**REQUIREMENT:** Looking at the data that follows, count the lines containing the word "Bansal" and write down only that count.

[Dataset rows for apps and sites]

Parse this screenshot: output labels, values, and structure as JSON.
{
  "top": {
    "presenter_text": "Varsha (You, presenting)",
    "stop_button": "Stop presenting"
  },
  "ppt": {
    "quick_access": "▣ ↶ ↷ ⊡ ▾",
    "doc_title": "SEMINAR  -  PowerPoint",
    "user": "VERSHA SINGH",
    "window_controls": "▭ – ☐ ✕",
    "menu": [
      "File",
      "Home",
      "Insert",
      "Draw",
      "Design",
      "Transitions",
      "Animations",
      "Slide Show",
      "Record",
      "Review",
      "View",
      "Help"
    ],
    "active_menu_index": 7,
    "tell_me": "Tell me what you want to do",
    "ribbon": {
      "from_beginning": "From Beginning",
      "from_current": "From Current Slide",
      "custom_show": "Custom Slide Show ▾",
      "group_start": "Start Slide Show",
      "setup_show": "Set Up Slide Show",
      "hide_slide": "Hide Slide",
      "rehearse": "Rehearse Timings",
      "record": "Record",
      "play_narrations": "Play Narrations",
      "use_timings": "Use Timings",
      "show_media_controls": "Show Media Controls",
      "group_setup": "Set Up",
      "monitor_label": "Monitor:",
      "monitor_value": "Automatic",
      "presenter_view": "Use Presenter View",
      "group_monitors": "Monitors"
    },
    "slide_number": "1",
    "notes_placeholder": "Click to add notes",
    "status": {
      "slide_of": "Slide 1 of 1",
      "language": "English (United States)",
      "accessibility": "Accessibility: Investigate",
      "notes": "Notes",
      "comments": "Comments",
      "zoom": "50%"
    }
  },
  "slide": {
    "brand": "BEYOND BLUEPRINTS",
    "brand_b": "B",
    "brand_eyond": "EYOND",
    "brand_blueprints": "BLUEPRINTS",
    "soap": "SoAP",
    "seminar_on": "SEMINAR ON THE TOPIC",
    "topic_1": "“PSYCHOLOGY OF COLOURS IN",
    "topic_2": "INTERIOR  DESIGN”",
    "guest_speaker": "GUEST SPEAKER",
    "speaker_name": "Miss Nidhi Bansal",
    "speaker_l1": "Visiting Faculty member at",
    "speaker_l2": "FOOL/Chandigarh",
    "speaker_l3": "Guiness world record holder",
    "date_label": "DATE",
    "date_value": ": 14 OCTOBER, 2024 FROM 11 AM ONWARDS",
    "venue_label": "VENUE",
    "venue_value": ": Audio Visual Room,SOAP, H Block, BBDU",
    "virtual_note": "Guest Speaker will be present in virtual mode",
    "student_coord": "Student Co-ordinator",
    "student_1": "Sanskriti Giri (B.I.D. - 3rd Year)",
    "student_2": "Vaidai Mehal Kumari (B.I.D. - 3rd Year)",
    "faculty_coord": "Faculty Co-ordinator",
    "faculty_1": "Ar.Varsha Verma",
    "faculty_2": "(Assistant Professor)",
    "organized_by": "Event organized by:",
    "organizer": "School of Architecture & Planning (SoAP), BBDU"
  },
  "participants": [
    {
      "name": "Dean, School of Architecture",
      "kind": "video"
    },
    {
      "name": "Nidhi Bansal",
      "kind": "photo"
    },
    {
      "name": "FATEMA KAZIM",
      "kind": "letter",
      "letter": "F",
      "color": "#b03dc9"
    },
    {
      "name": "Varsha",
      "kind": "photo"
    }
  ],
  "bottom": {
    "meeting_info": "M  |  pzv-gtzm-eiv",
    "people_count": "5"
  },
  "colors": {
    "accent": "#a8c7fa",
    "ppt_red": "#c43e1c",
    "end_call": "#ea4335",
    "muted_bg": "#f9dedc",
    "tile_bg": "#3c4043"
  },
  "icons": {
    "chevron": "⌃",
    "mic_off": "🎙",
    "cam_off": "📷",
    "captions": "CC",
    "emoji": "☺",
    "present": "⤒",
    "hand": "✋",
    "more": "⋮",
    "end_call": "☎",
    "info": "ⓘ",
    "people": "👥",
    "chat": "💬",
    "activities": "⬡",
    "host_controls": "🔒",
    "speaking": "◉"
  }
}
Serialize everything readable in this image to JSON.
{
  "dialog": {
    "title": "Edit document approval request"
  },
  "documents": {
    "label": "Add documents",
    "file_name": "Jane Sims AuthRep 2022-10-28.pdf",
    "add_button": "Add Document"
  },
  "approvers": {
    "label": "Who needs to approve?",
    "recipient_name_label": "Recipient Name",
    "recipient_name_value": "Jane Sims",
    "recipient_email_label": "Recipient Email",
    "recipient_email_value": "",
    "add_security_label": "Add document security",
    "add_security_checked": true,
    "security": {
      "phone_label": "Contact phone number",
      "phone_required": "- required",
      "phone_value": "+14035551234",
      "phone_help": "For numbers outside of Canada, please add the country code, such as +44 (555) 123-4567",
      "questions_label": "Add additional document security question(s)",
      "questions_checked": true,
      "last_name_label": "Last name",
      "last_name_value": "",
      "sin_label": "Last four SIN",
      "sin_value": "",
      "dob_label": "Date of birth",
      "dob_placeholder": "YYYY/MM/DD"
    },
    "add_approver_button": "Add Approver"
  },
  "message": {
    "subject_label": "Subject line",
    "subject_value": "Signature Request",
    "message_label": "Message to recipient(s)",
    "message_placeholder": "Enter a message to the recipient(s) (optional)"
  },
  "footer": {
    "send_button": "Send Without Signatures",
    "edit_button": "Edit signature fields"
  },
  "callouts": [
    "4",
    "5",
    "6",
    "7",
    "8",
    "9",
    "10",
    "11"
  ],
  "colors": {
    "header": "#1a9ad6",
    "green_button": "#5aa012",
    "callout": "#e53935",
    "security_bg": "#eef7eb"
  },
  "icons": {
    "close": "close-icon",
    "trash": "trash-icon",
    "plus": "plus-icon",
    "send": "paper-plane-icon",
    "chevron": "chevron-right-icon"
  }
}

**SOLUTION FOR THIS TASK:** 2